> TASK STATEMENT
Check each line of the listing below for "title" and state how many lines contain it, with no other words.

> MATERIAL PROVIDED

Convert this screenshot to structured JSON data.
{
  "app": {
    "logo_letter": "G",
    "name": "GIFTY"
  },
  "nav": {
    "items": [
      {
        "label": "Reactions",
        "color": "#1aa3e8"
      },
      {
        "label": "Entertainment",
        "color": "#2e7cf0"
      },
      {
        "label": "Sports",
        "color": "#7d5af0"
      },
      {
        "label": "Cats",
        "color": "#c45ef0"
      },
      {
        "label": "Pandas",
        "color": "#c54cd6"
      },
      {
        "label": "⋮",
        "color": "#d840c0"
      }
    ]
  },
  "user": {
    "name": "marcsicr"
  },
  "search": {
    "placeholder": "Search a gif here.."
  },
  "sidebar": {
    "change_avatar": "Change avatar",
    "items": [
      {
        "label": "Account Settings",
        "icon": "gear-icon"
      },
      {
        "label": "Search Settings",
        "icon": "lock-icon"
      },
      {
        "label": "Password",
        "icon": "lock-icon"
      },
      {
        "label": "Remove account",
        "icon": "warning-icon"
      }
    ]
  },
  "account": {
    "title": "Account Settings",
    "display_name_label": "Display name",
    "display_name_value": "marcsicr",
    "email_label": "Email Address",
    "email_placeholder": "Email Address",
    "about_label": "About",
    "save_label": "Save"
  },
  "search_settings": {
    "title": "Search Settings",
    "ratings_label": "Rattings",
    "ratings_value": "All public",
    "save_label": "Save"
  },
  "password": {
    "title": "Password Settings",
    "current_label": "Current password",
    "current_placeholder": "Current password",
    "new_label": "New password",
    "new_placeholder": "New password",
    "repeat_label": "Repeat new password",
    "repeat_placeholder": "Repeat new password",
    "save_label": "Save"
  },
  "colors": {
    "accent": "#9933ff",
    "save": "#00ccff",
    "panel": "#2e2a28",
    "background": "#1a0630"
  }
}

> RESULT
3